Hey, I’m starting to get the hang of this! Now, I can’t even begin to attempt this continental style, even though the added speed might come in handy. It’s just too small a scale. If I stick to American style, though, it’s starting to feel calm. It takes a couple of sessions until you don’t have to think for a minute or two which needle you’re supposed to work with next. You do have a tendency to pick the thing up and say “Ack! What do I do now?” Eventually, I realized the yarn always came from the back needle, and the front needle always had a needle while the back needle held cable. I’m not sure that makes sense without a diagram, but I hope it will help you. Lots of people subscribe to the magic loop method, and this isn’t too far a jump from that. I’d never attempt these on any circ without a very, very smooth join, like an Addi Turbo, because there’s way too much sliding going on.
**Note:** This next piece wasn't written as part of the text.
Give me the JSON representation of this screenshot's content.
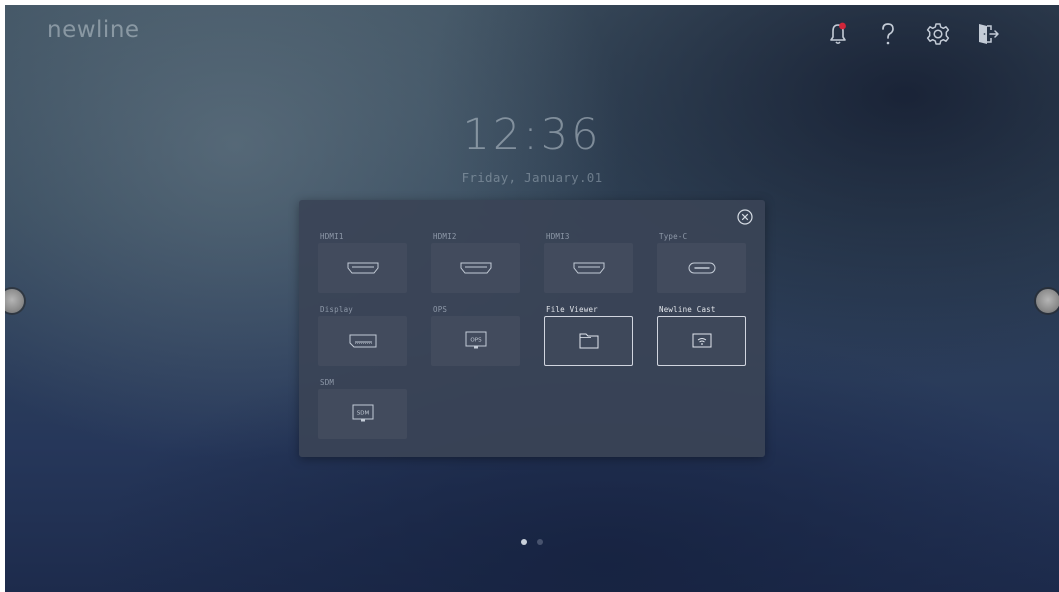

Despite Dana’s best efforts to wind the ball in my favor, these socks will not come out to match each other. At the moment, they sort of resemble each other, but I can already see we’re going to get to the grey and white sections far faster on one foot that the other. At first that bothered me, but I’ve decided I kind of like it. Matching, but not quite. Feels like how I’ve gone through life.
But yes, these are teeny tiny stitches. Twelve to an inch, it feels like, and I refuse to measure because it will only depress me. One bit of humor: when I’m knitting these in their current state, it’s rather fun to watch spectators try to decide whether or not to ask the burning “what they heck is that?” I see in their eyes. Headphones? Tiny hats? Some do, others just stare discreetly. Amusing people watching to be sure.
It’s not like they’ll do anything to provoke the lady with the thin, pointy needles...